### ACTIVITY
Retype all of the data that follows, line for line.

### GIVEN DATA

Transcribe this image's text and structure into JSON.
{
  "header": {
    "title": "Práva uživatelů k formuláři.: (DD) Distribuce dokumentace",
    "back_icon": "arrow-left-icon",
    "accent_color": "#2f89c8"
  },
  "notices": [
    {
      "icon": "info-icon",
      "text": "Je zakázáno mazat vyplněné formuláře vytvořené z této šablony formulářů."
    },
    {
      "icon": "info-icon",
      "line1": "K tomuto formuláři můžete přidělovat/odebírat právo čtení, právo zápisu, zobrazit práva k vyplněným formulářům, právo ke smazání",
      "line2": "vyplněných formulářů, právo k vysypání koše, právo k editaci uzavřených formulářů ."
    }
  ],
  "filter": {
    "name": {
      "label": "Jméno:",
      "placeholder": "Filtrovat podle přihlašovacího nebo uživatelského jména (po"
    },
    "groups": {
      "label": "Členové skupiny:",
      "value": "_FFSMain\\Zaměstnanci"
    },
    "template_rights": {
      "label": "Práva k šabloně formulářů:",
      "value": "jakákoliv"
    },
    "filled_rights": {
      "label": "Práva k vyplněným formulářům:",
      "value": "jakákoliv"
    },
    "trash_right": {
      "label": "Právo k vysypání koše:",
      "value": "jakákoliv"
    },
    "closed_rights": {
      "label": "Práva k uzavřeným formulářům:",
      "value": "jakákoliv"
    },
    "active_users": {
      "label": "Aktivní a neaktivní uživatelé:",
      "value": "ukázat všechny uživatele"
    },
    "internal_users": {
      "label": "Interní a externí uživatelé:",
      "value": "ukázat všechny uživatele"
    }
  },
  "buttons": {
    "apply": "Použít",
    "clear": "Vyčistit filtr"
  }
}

### EXERCISE OUTPUT
Transcribe this image's text and structure into JSON.
{
  "header": {
    "title": "Práva uživatelů k formuláři.: (DD) Distribuce dokumentace",
    "back_icon": "arrow-left-icon",
    "accent_color": "#2f89c8"
  },
  "notices": [
    {
      "icon": "info-icon",
      "text": "Je zakázáno mazat vyplněné formuláře vytvořené z této šablony formulářů."
    },
    {
      "icon": "info-icon",
      "line1": "K tomuto formuláři můžete přidělovat/odebírat právo čtení, právo zápisu, zobrazit práva k vyplněným formulářům, právo ke smazání",
      "line2": "vyplněných formulářů, právo k vysypání koše, právo k editaci uzavřených formulářů ."
    }
  ],
  "filter": {
    "name": {
      "label": "Jméno:",
      "placeholder": "Filtrovat podle přihlašovacího nebo uživatelského jména (po"
    },
    "groups": {
      "label": "Členové skupiny:",
      "value": "_FFSMain\\Zaměstnanci"
    },
    "template_rights": {
      "label": "Práva k šabloně formulářů:",
      "value": "jakákoliv"
    },
    "filled_rights": {
      "label": "Práva k vyplněným formulářům:",
      "value": "jakákoliv"
    },
    "trash_right": {
      "label": "Právo k vysypání koše:",
      "value": "jakákoliv"
    },
    "closed_rights": {
      "label": "Práva k uzavřeným formulářům:",
      "value": "jakákoliv"
    },
    "active_users": {
      "label": "Aktivní a neaktivní uživatelé:",
      "value": "ukázat všechny uživatele"
    },
    "internal_users": {
      "label": "Interní a externí uživatelé:",
      "value": "ukázat všechny uživatele"
    }
  },
  "buttons": {
    "apply": "Použít",
    "clear": "Vyčistit filtr"
  }
}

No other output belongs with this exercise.